A consequence of this is that names are their own root of trust. They can simply pin the TLS keys they use instead of relying on external trust in CAs. This allows Handshake names to avoid attacks against CAs that exist in the current system.
How do you use Handshake names as a name owner?
Your name is a TLD, so you can point it to a nameserver and issue your own domains. Domain registrars like GoDaddy and Namecheap operate their own nameservers for domains, but to use Handshake you’d need to run your own nameserver (or use Namebase!). If you own .joke, you can point it to your nameserver and create good.joke and great.joke. You can even sell bad.joke.
Amazingly, you can point your TLD to an IP address directly and use your TLD as a domain! In the recording below we pointed .namebase to the same server as namebase.io and visited it by typing in namebase/.
Your name can also have arbitrary data associated with it using TXT records, which opens the door to numerous use cases. For instance, you can associate a Bitcoin wallet address with your name, in addition to using your name as a domain. You could visit your friend's website at satoshi/ and then send bitcoin to satoshi/ with your crypto wallet.
How do you use Handshake names as an end-user?
Handshake is backward compatible with existing DNS protocols. All you need to do to use it is point your computer's DNS resolver or your router's DNS resolver to a Handshake resolver. It's similar to using existing resolvers like Cloudflare's 18.104.22.168 and Google's 22.214.171.124. That’s how we got an iPhone to resolve namebase/ in the recording above.
The community will run public resolvers once the mainnet launches. You can run your own as well — Handshake is the only naming blockchain launching with a lightweight recursive DNS resolver. A recursive DNS resolver is a piece of software that can recursively resolve domain names to IP addresses. If you’ve never heard of recursive resolvers, think of DNS as a tree stemming from the root down to the individual domain (pic). Recursive resolvers traverse the entire tree (recursively!) to find the information that a domain points to. The light client can trustlessly resolve Handshake names using only 10mb of memory and virtually zero CPU. It’s the most secure way to use Handshake because it doesn’t require trusting any third party resolvers that can inspect your DNS traffic.

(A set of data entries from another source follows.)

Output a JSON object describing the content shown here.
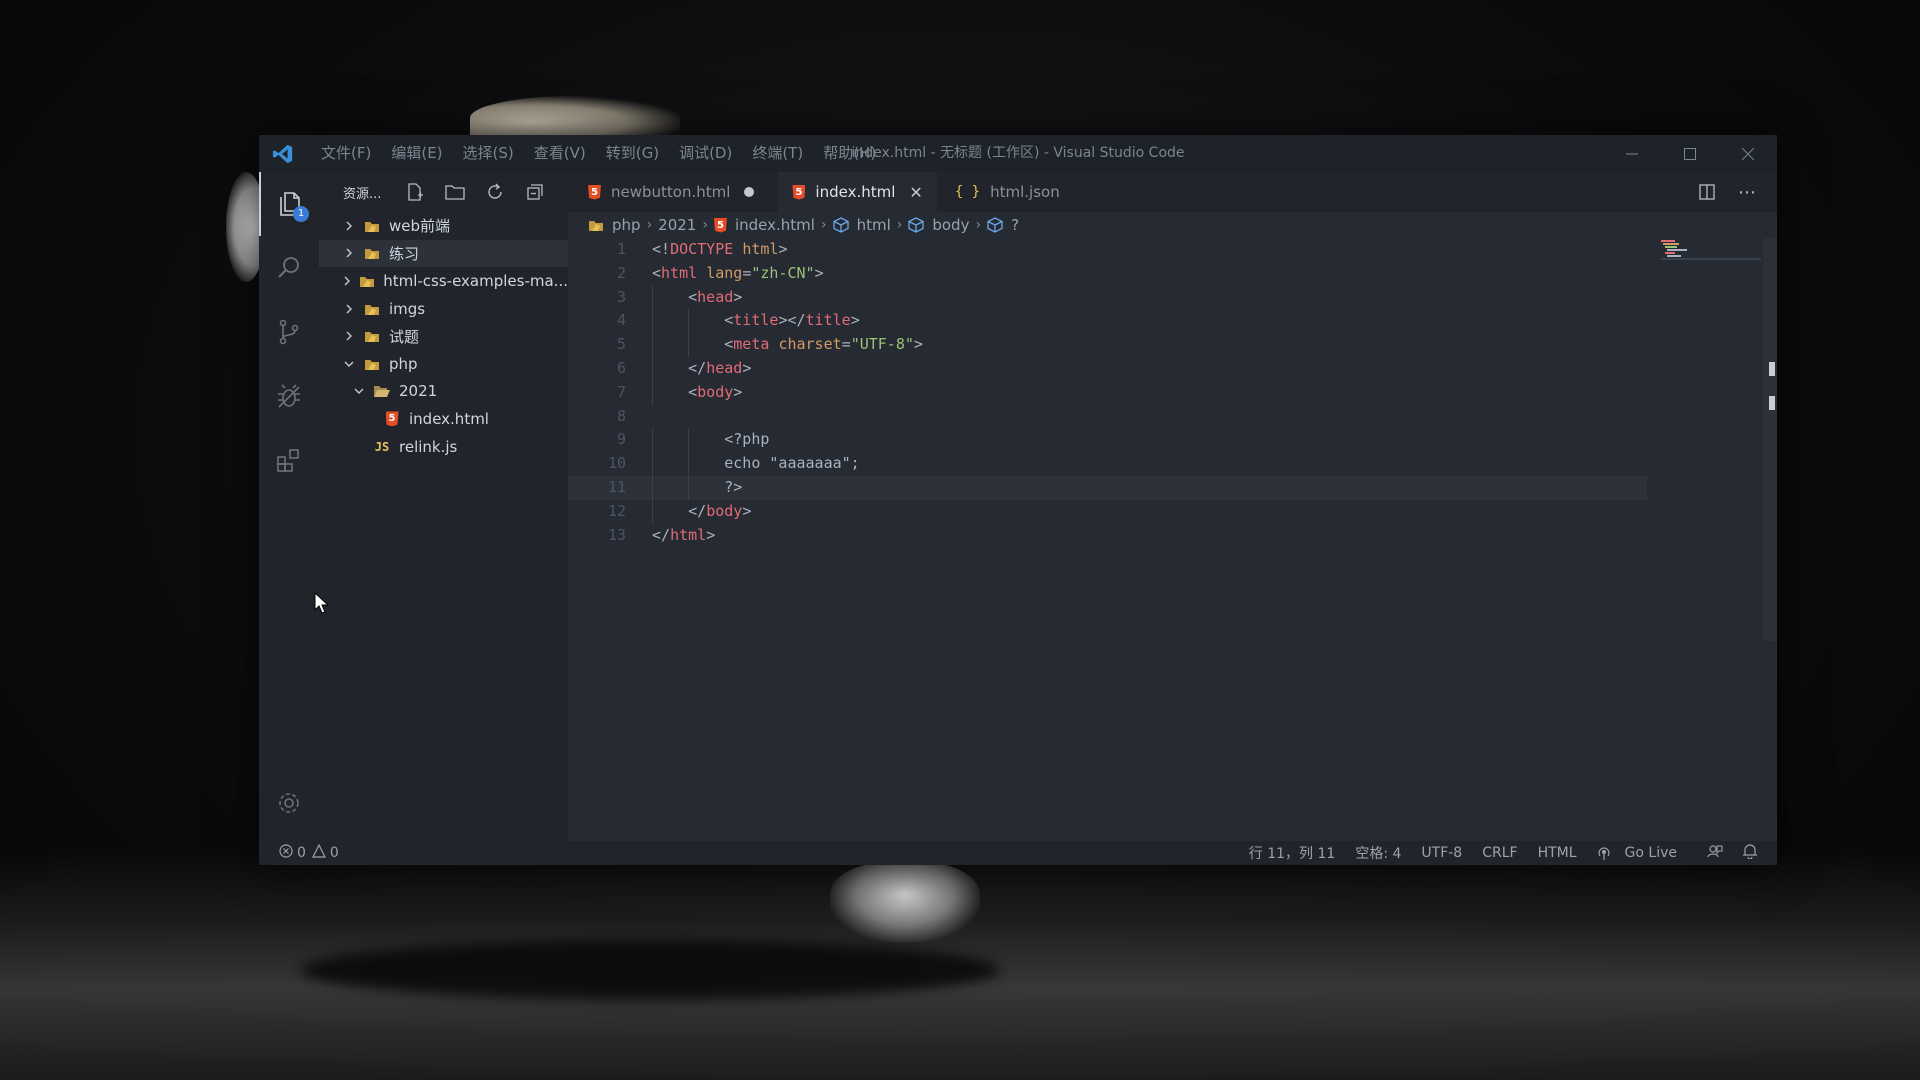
{
  "window": {
    "title": "index.html - 无标题 (工作区) - Visual Studio Code",
    "menu": [
      "文件(F)",
      "编辑(E)",
      "选择(S)",
      "查看(V)",
      "转到(G)",
      "调试(D)",
      "终端(T)",
      "帮助(H)"
    ]
  },
  "activity_bar": {
    "items": [
      "explorer-icon",
      "search-icon",
      "source-control-icon",
      "debug-icon",
      "extensions-icon"
    ],
    "explorer_badge": "1",
    "bottom": "gear-icon"
  },
  "sidebar": {
    "title": "资源...",
    "tree": [
      {
        "label": "web前端",
        "type": "folder"
      },
      {
        "label": "练习",
        "type": "folder"
      },
      {
        "label": "html-css-examples-ma...",
        "type": "folder"
      },
      {
        "label": "imgs",
        "type": "folder"
      },
      {
        "label": "试题",
        "type": "folder"
      },
      {
        "label": "php",
        "type": "folder-open"
      },
      {
        "label": "2021",
        "type": "folder-open"
      },
      {
        "label": "index.html",
        "type": "html"
      },
      {
        "label": "relink.js",
        "type": "js"
      }
    ]
  },
  "tabs": [
    {
      "label": "newbutton.html",
      "state": "modified"
    },
    {
      "label": "index.html",
      "state": "active"
    },
    {
      "label": "html.json",
      "state": "normal"
    }
  ],
  "breadcrumb": [
    "php",
    "2021",
    "index.html",
    "html",
    "body",
    "?"
  ],
  "code": {
    "line_numbers": [
      "1",
      "2",
      "3",
      "4",
      "5",
      "6",
      "7",
      "8",
      "9",
      "10",
      "11",
      "12",
      "13"
    ],
    "lines": [
      "<!DOCTYPE html>",
      "<html lang=\"zh-CN\">",
      "    <head>",
      "        <title></title>",
      "        <meta charset=\"UTF-8\">",
      "    </head>",
      "    <body>",
      "",
      "        <?php",
      "        echo \"aaaaaaa\";",
      "        ?>",
      "    </body>",
      "</html>"
    ],
    "current_line": 11
  },
  "status": {
    "errors": "0",
    "warnings": "0",
    "position": "行 11，列 11",
    "spaces": "空格: 4",
    "encoding": "UTF-8",
    "eol": "CRLF",
    "language": "HTML",
    "live": "Go Live"
  },
  "colors": {
    "accent": "#3a7bd5",
    "tag": "#e06c75",
    "attr": "#d19a66",
    "string": "#98c379",
    "html_icon": "#e44d26",
    "folder_icon": "#e5c158"
  }
}
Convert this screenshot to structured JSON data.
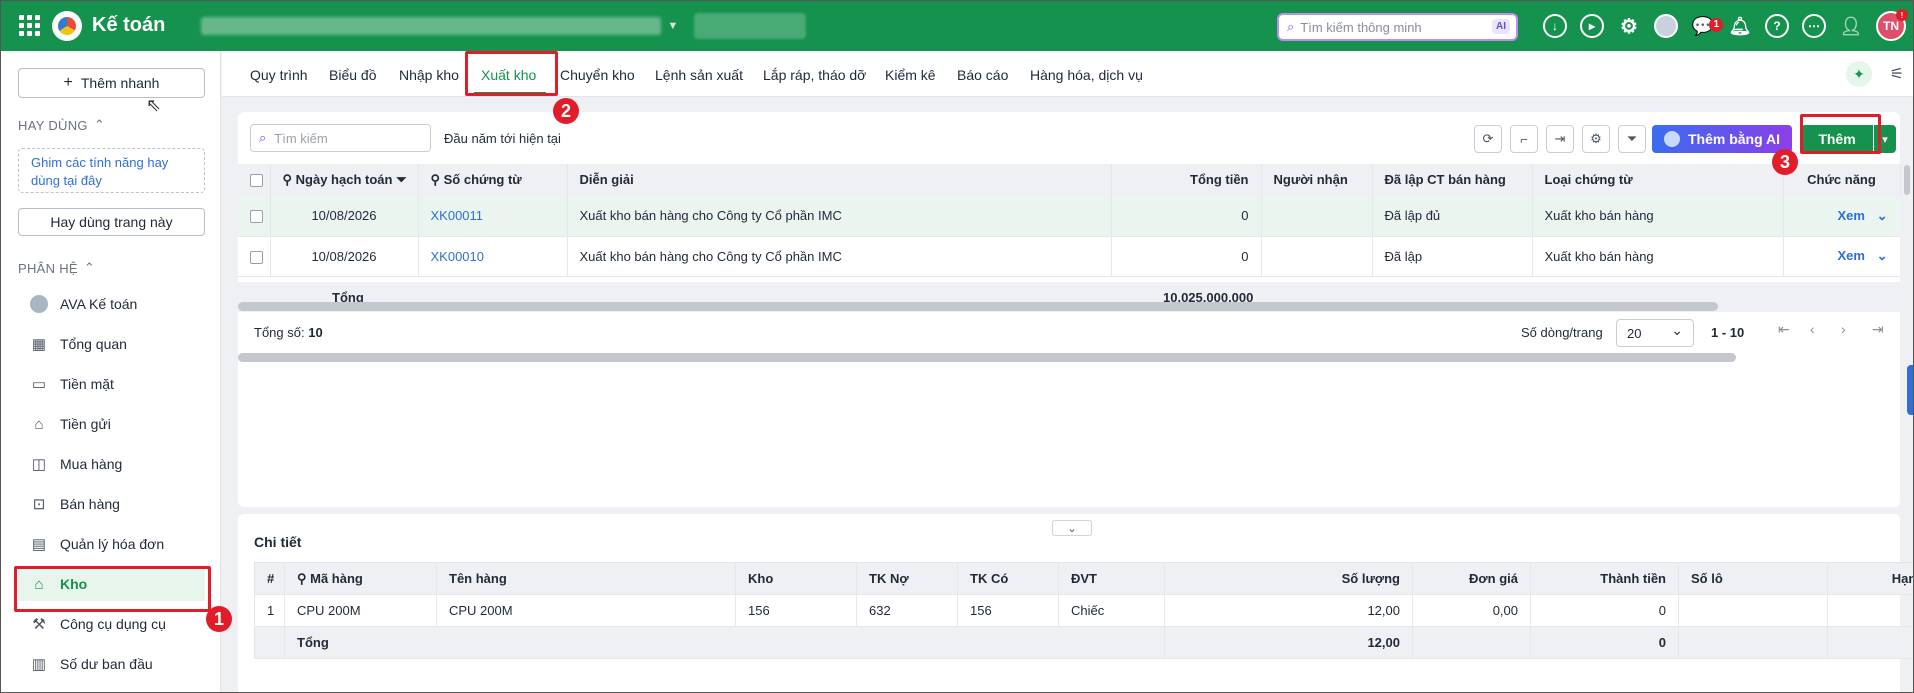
{
  "app": {
    "title": "Kế toán"
  },
  "topbar": {
    "search_placeholder": "Tìm kiếm thông minh",
    "search_ai": "AI",
    "notif_count": "1",
    "user_initials": "TN"
  },
  "sidebar": {
    "quick_add": "Thêm nhanh",
    "frequent_title": "HAY DÙNG",
    "pin_hint": "Ghim các tính năng hay dùng tại đây",
    "use_this_page": "Hay dùng trang này",
    "modules_title": "PHÂN HỆ",
    "items": [
      {
        "label": "AVA Kế toán",
        "icon": "ava-avatar-icon"
      },
      {
        "label": "Tổng quan",
        "icon": "dashboard-icon"
      },
      {
        "label": "Tiền mặt",
        "icon": "cash-icon"
      },
      {
        "label": "Tiền gửi",
        "icon": "bank-icon"
      },
      {
        "label": "Mua hàng",
        "icon": "shopping-bag-icon"
      },
      {
        "label": "Bán hàng",
        "icon": "cart-icon"
      },
      {
        "label": "Quản lý hóa đơn",
        "icon": "invoice-icon"
      },
      {
        "label": "Kho",
        "icon": "warehouse-icon"
      },
      {
        "label": "Công cụ dụng cụ",
        "icon": "tools-icon"
      },
      {
        "label": "Số dư ban đầu",
        "icon": "opening-balance-icon"
      }
    ]
  },
  "tabs": [
    "Quy trình",
    "Biểu đồ",
    "Nhập kho",
    "Xuất kho",
    "Chuyển kho",
    "Lệnh sản xuất",
    "Lắp ráp, tháo dỡ",
    "Kiểm kê",
    "Báo cáo",
    "Hàng hóa, dịch vụ"
  ],
  "toolbar": {
    "search_placeholder": "Tìm kiếm",
    "period": "Đầu năm tới hiện tại",
    "ai_add": "Thêm bằng AI",
    "add": "Thêm"
  },
  "grid": {
    "columns": [
      "Ngày hạch toán",
      "Số chứng từ",
      "Diễn giải",
      "Tổng tiền",
      "Người nhận",
      "Đã lập CT bán hàng",
      "Loại chứng từ",
      "Chức năng"
    ],
    "rows": [
      {
        "date": "10/08/2026",
        "doc": "XK00011",
        "desc": "Xuất kho bán hàng cho Công ty Cổ phần IMC",
        "total": "0",
        "receiver": "",
        "sales_doc": "Đã lập đủ",
        "type": "Xuất kho bán hàng",
        "action": "Xem"
      },
      {
        "date": "10/08/2026",
        "doc": "XK00010",
        "desc": "Xuất kho bán hàng cho Công ty Cổ phần IMC",
        "total": "0",
        "receiver": "",
        "sales_doc": "Đã lập",
        "type": "Xuất kho bán hàng",
        "action": "Xem"
      }
    ],
    "total_label": "Tổng",
    "total_value": "10.025.000.000"
  },
  "footer": {
    "count_label": "Tổng số:",
    "count": "10",
    "rows_per_page_label": "Số dòng/trang",
    "rows_per_page": "20",
    "range": "1 - 10"
  },
  "detail": {
    "title": "Chi tiết",
    "columns": [
      "#",
      "Mã hàng",
      "Tên hàng",
      "Kho",
      "TK Nợ",
      "TK Có",
      "ĐVT",
      "Số lượng",
      "Đơn giá",
      "Thành tiền",
      "Số lô",
      "Hạn sử dụng"
    ],
    "rows": [
      {
        "no": "1",
        "code": "CPU 200M",
        "name": "CPU 200M",
        "warehouse": "156",
        "debit": "632",
        "credit": "156",
        "unit": "Chiếc",
        "qty": "12,00",
        "price": "0,00",
        "amount": "0",
        "lot": "",
        "expiry": ""
      }
    ],
    "total_label": "Tổng",
    "total_qty": "12,00",
    "total_amount": "0"
  },
  "annotations": [
    "1",
    "2",
    "3"
  ],
  "colors": {
    "brand": "#15924d",
    "annotation": "#e11d2a",
    "link": "#2f6fd8"
  }
}
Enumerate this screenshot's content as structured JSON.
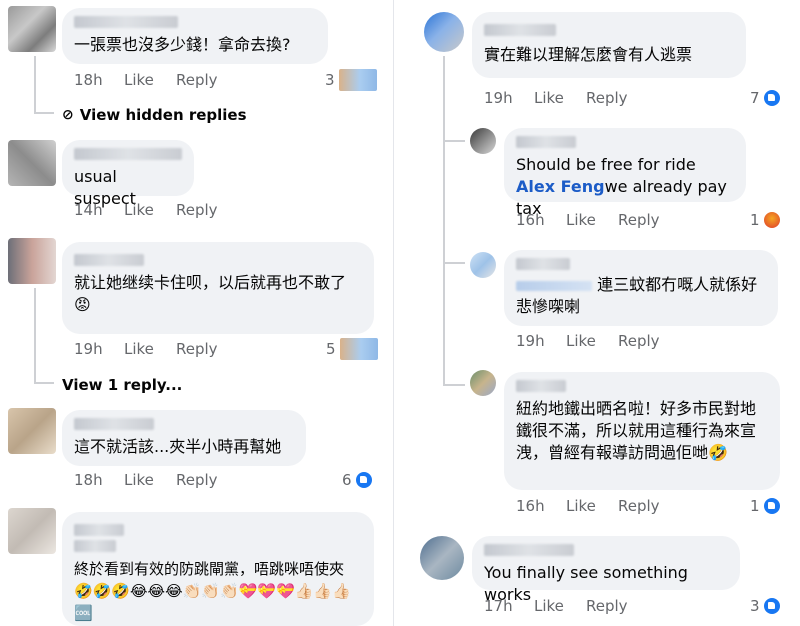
{
  "left": {
    "comments": [
      {
        "text": "一張票也沒多少錢！拿命去換?",
        "time": "18h",
        "like": "Like",
        "reply": "Reply",
        "count": "3"
      },
      {
        "text": "usual suspect",
        "time": "14h",
        "like": "Like",
        "reply": "Reply"
      },
      {
        "text": "就让她继续卡住呗，以后就再也不敢了😡",
        "time": "19h",
        "like": "Like",
        "reply": "Reply",
        "count": "5"
      },
      {
        "text": "這不就活該...夾半小時再幫她",
        "time": "18h",
        "like": "Like",
        "reply": "Reply",
        "count": "6"
      },
      {
        "text": "終於看到有效的防跳閘黨，唔跳咪唔使夾🤣🤣🤣😂😂😂👏🏻👏🏻👏🏻💝💝💝👍🏻👍🏻👍🏻🆒",
        "time": "",
        "like": "",
        "reply": ""
      }
    ],
    "view_hidden": "View hidden replies",
    "view_one": "View 1 reply..."
  },
  "right": {
    "comments": [
      {
        "text": "實在難以理解怎麼會有人逃票",
        "time": "19h",
        "like": "Like",
        "reply": "Reply",
        "count": "7"
      },
      {
        "text": "Should be free for ride",
        "mention": "Alex Feng",
        "text2": "we already pay tax",
        "time": "16h",
        "like": "Like",
        "reply": "Reply",
        "count": "1"
      },
      {
        "text": "連三蚊都冇嘅人就係好悲慘㗎喇",
        "time": "19h",
        "like": "Like",
        "reply": "Reply"
      },
      {
        "text": "紐約地鐵出晒名啦！好多市民對地鐵很不滿，所以就用這種行為來宣洩，曾經有報導訪問過佢哋🤣",
        "time": "16h",
        "like": "Like",
        "reply": "Reply",
        "count": "1"
      },
      {
        "text": "You finally see something works",
        "time": "17h",
        "like": "Like",
        "reply": "Reply",
        "count": "3"
      }
    ]
  },
  "icons": {
    "like": "like-reaction-icon",
    "angry": "angry-reaction-icon",
    "eye": "eye-slash-icon"
  },
  "colors": {
    "link_blue": "#1c5cc7",
    "like_blue": "#1877f2",
    "bubble": "#f0f2f5"
  }
}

The light client is critical to Handshake's adoption because it drastically increases the surface area of where people can safely use Handshake. You can easily embed the light client into browsers, apps, and embedded devices. Without it, consumers would need to run full-nodes to trustlessly resolve names, and empirically no consumer wants to do that (even if you’re a crypto enthusiast, how many people do you know who run Bitcoin full-nodes?).
How Handshake conflicts with ICANN
All 1500 of the existing ICANN TLDs are blacklisted on Handshake for backwards-compatibility. This means that end-users resolving their DNS through Handshake can still access .com domains as normal. New ICANN TLDs can theoretically conflict with Handshake TLDs, but ICANN isn't issuing new TLDs for another few years. When ICANN does issue new TLDs, they’ll only allow at most 500 new TLDs per year. The likelihood of conflict is low even though conflicts can technically happen. In the future, it's up to the community to decide which names take precedence. We believe Handshake names will take precedence because people will find them more useful, and I’ll cover why I think Handshake can gain adoption even in the face of ICANN’s network effects in another blog post.
Handshake can make the Internet more secure by replacing Certificate Authorities with a cryptographically-backed distributed root of trust. As long as Handshake name owners control their private keys, their names are resistant to censorship, seizure, and tampering. If you’re interested in using Handshake, sign up for updates on our website, join our community (forum, Telegram), or check out the source code!